Mike and Fred are now back at Advanced Base Camp at 5’700m where they will have a much deserved rest. Tomorrow they will head down to base camp at 4’800m where they will wait for the bad weather to pass.

We feel great, strong and well acclimatised.  As soon as we get the next good weather window  we’ll go for the summit!



Training day for Fred and Mike Training day for Fred and Mike

Makalu – getting closer

Training day for Fred and Mike
Osprey bags packed and ready to go!

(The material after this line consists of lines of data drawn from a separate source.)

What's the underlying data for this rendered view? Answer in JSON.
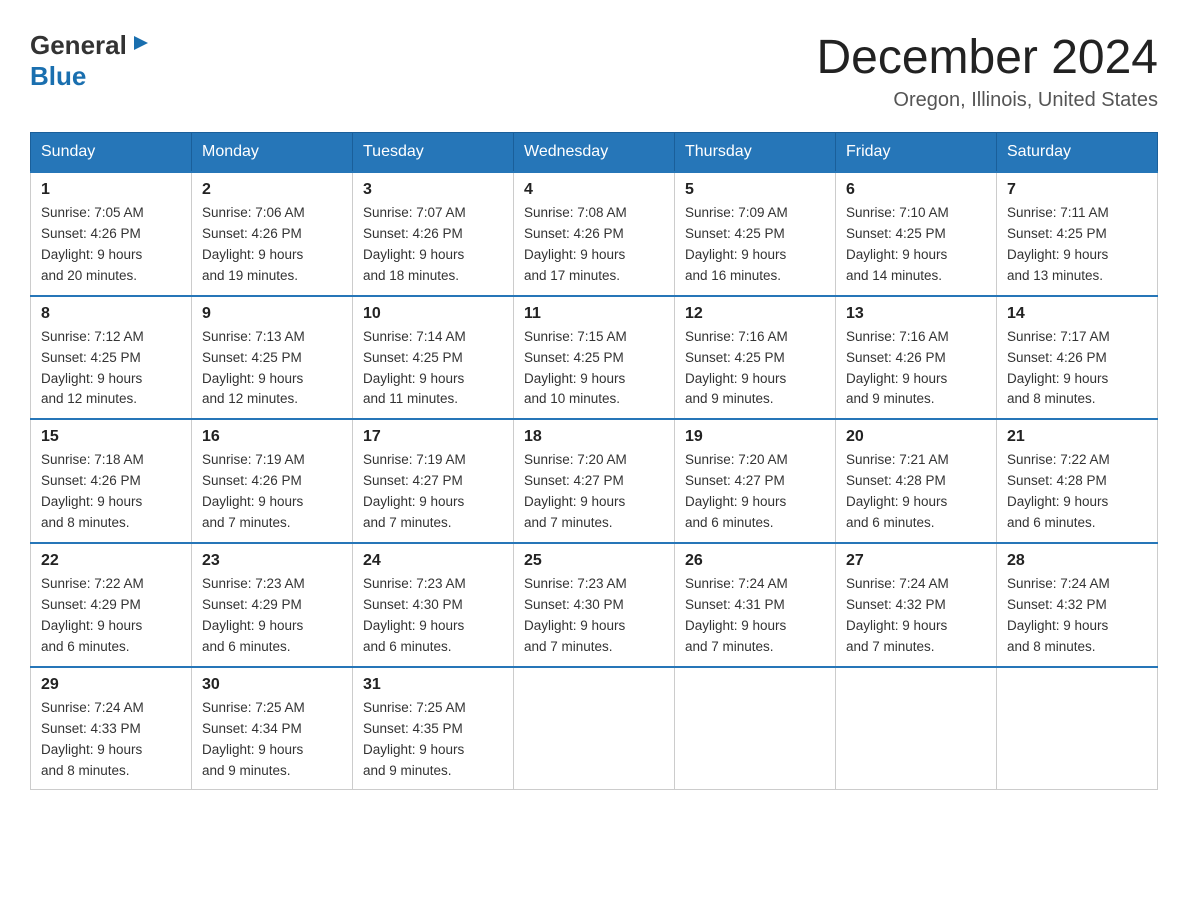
{
  "header": {
    "logo_general": "General",
    "logo_blue": "Blue",
    "month_title": "December 2024",
    "location": "Oregon, Illinois, United States"
  },
  "days_of_week": [
    "Sunday",
    "Monday",
    "Tuesday",
    "Wednesday",
    "Thursday",
    "Friday",
    "Saturday"
  ],
  "weeks": [
    [
      {
        "day": "1",
        "sunrise": "7:05 AM",
        "sunset": "4:26 PM",
        "daylight": "9 hours and 20 minutes."
      },
      {
        "day": "2",
        "sunrise": "7:06 AM",
        "sunset": "4:26 PM",
        "daylight": "9 hours and 19 minutes."
      },
      {
        "day": "3",
        "sunrise": "7:07 AM",
        "sunset": "4:26 PM",
        "daylight": "9 hours and 18 minutes."
      },
      {
        "day": "4",
        "sunrise": "7:08 AM",
        "sunset": "4:26 PM",
        "daylight": "9 hours and 17 minutes."
      },
      {
        "day": "5",
        "sunrise": "7:09 AM",
        "sunset": "4:25 PM",
        "daylight": "9 hours and 16 minutes."
      },
      {
        "day": "6",
        "sunrise": "7:10 AM",
        "sunset": "4:25 PM",
        "daylight": "9 hours and 14 minutes."
      },
      {
        "day": "7",
        "sunrise": "7:11 AM",
        "sunset": "4:25 PM",
        "daylight": "9 hours and 13 minutes."
      }
    ],
    [
      {
        "day": "8",
        "sunrise": "7:12 AM",
        "sunset": "4:25 PM",
        "daylight": "9 hours and 12 minutes."
      },
      {
        "day": "9",
        "sunrise": "7:13 AM",
        "sunset": "4:25 PM",
        "daylight": "9 hours and 12 minutes."
      },
      {
        "day": "10",
        "sunrise": "7:14 AM",
        "sunset": "4:25 PM",
        "daylight": "9 hours and 11 minutes."
      },
      {
        "day": "11",
        "sunrise": "7:15 AM",
        "sunset": "4:25 PM",
        "daylight": "9 hours and 10 minutes."
      },
      {
        "day": "12",
        "sunrise": "7:16 AM",
        "sunset": "4:25 PM",
        "daylight": "9 hours and 9 minutes."
      },
      {
        "day": "13",
        "sunrise": "7:16 AM",
        "sunset": "4:26 PM",
        "daylight": "9 hours and 9 minutes."
      },
      {
        "day": "14",
        "sunrise": "7:17 AM",
        "sunset": "4:26 PM",
        "daylight": "9 hours and 8 minutes."
      }
    ],
    [
      {
        "day": "15",
        "sunrise": "7:18 AM",
        "sunset": "4:26 PM",
        "daylight": "9 hours and 8 minutes."
      },
      {
        "day": "16",
        "sunrise": "7:19 AM",
        "sunset": "4:26 PM",
        "daylight": "9 hours and 7 minutes."
      },
      {
        "day": "17",
        "sunrise": "7:19 AM",
        "sunset": "4:27 PM",
        "daylight": "9 hours and 7 minutes."
      },
      {
        "day": "18",
        "sunrise": "7:20 AM",
        "sunset": "4:27 PM",
        "daylight": "9 hours and 7 minutes."
      },
      {
        "day": "19",
        "sunrise": "7:20 AM",
        "sunset": "4:27 PM",
        "daylight": "9 hours and 6 minutes."
      },
      {
        "day": "20",
        "sunrise": "7:21 AM",
        "sunset": "4:28 PM",
        "daylight": "9 hours and 6 minutes."
      },
      {
        "day": "21",
        "sunrise": "7:22 AM",
        "sunset": "4:28 PM",
        "daylight": "9 hours and 6 minutes."
      }
    ],
    [
      {
        "day": "22",
        "sunrise": "7:22 AM",
        "sunset": "4:29 PM",
        "daylight": "9 hours and 6 minutes."
      },
      {
        "day": "23",
        "sunrise": "7:23 AM",
        "sunset": "4:29 PM",
        "daylight": "9 hours and 6 minutes."
      },
      {
        "day": "24",
        "sunrise": "7:23 AM",
        "sunset": "4:30 PM",
        "daylight": "9 hours and 6 minutes."
      },
      {
        "day": "25",
        "sunrise": "7:23 AM",
        "sunset": "4:30 PM",
        "daylight": "9 hours and 7 minutes."
      },
      {
        "day": "26",
        "sunrise": "7:24 AM",
        "sunset": "4:31 PM",
        "daylight": "9 hours and 7 minutes."
      },
      {
        "day": "27",
        "sunrise": "7:24 AM",
        "sunset": "4:32 PM",
        "daylight": "9 hours and 7 minutes."
      },
      {
        "day": "28",
        "sunrise": "7:24 AM",
        "sunset": "4:32 PM",
        "daylight": "9 hours and 8 minutes."
      }
    ],
    [
      {
        "day": "29",
        "sunrise": "7:24 AM",
        "sunset": "4:33 PM",
        "daylight": "9 hours and 8 minutes."
      },
      {
        "day": "30",
        "sunrise": "7:25 AM",
        "sunset": "4:34 PM",
        "daylight": "9 hours and 9 minutes."
      },
      {
        "day": "31",
        "sunrise": "7:25 AM",
        "sunset": "4:35 PM",
        "daylight": "9 hours and 9 minutes."
      },
      null,
      null,
      null,
      null
    ]
  ]
}
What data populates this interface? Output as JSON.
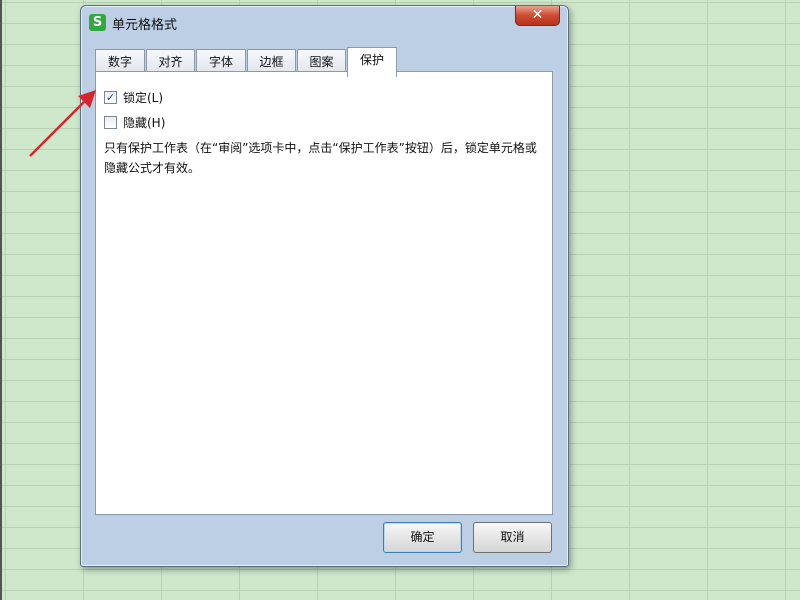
{
  "dialog": {
    "title": "单元格格式",
    "app_icon_letter": "S",
    "close_glyph": "✕",
    "tabs": [
      {
        "label": "数字"
      },
      {
        "label": "对齐"
      },
      {
        "label": "字体"
      },
      {
        "label": "边框"
      },
      {
        "label": "图案"
      },
      {
        "label": "保护"
      }
    ],
    "active_tab": "保护",
    "options": {
      "locked": {
        "label": "锁定(L)",
        "checked": true
      },
      "hidden": {
        "label": "隐藏(H)",
        "checked": false
      }
    },
    "help_text": "只有保护工作表（在“审阅”选项卡中，点击“保护工作表”按钮）后，锁定单元格或隐藏公式才有效。",
    "buttons": {
      "ok": "确定",
      "cancel": "取消"
    }
  },
  "colors": {
    "annotation_arrow": "#d7262b",
    "sheet_background": "#cfe8cc",
    "app_icon": "#2eab3b",
    "close_button": "#cf4a32"
  }
}
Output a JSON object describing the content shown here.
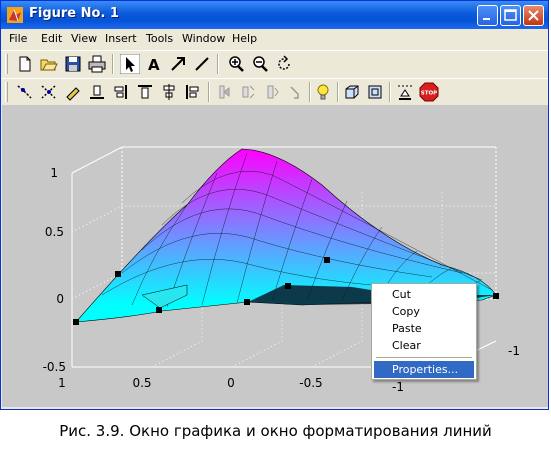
{
  "window": {
    "title": "Figure No. 1"
  },
  "menu": [
    "File",
    "Edit",
    "View",
    "Insert",
    "Tools",
    "Window",
    "Help"
  ],
  "toolbar1": [
    {
      "icon": "new-file-icon"
    },
    {
      "icon": "open-folder-icon"
    },
    {
      "icon": "save-icon"
    },
    {
      "icon": "print-icon"
    },
    {
      "icon": "arrow-pointer-icon"
    },
    {
      "icon": "text-a-icon"
    },
    {
      "icon": "draw-arrow-icon"
    },
    {
      "icon": "draw-line-icon"
    },
    {
      "icon": "zoom-in-icon"
    },
    {
      "icon": "zoom-out-icon"
    },
    {
      "icon": "rotate-3d-icon"
    }
  ],
  "toolbar2": [
    {
      "icon": "edit-line-icon"
    },
    {
      "icon": "edit-marker-icon"
    },
    {
      "icon": "edit-color-icon"
    },
    {
      "icon": "align-bottom-icon"
    },
    {
      "icon": "align-right-icon"
    },
    {
      "icon": "align-top-icon"
    },
    {
      "icon": "align-center-icon"
    },
    {
      "icon": "align-left-icon"
    },
    {
      "icon": "camera-move-icon"
    },
    {
      "icon": "camera-orbit-icon"
    },
    {
      "icon": "camera-roll-icon"
    },
    {
      "icon": "camera-dolly-icon"
    },
    {
      "icon": "light-bulb-icon"
    },
    {
      "icon": "projection-ortho-icon"
    },
    {
      "icon": "projection-persp-icon"
    },
    {
      "icon": "scene-light-icon"
    },
    {
      "icon": "stop-icon"
    }
  ],
  "stop_label": "STOP",
  "plot": {
    "z_ticks": [
      "1",
      "0.5",
      "0",
      "-0.5"
    ],
    "x_ticks": [
      "1",
      "0.5",
      "0",
      "-0.5",
      "-1"
    ],
    "y_ticks": [
      "-1"
    ],
    "colors": {
      "top": "#ff00ff",
      "bottom": "#00ffff",
      "background": "#c8c8c8"
    }
  },
  "context_menu": {
    "items": [
      "Cut",
      "Copy",
      "Paste",
      "Clear"
    ],
    "properties": "Properties..."
  },
  "caption": "Рис. 3.9. Окно графика и окно форматирования линий"
}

Today Fred and I will leave advanced base camp for two days. Our plan is to get up to 7’500meters and set up camp there for one evening. The following day we will try and ascend to 8’000meters , stay one more evening at 7’500m and then descend back to advanced base camp the next day. After this climb we should be well acclimitised and ready to attack the summit as soon as the next good weather window arrives.



Makalu Base Camp

Makalu with base camp in the foreground
Makalu with base camp in the foreground

Yes!! We arrived safe and sound at the lower base camp of Makalu at 4’800m. Our tents are pitched in front of Makalu and I feel dwarfed by its size towering out far above us at 8’463m.

From here we will finalize and repack the equipment we will need at high base camp. The sherpas are still with us and will stay until we reach the high base camp, 1’000m higher in altitude. Once there, we will install our permanent camp for the next 6 weeks.

Fred and myself have adapted well to the altitude. We will stay here for 1 day longer to acclimatize before we head up any further to our permanent Base Camp at 5’800m. Our bodies need to create enough red blood cells to carry oxygen to our muscles, brain and organs to be able to function at these higher altitudes.

Our tents are pitched in front of Makalu and I feel dwarfed by its size towering out far above us at 8’463m.

Markus and Adrian will stay one day longer before they decide to move any higher. At these altitudes time and patience are the key to success.

The weather has not been great but it does not matter because we cannot climb at the moment. I prefer to have better weather when we will start our climb by mid next week.

No better place to be! The food is good, the company is great and I wake up excited about the challenge that lies ahead of me every morning.

Keep on watching this space for daily news updates as we make our way higher up in altitude.


Mike is in a constant state of travel and adventure , so keep up to date on all his expeditions !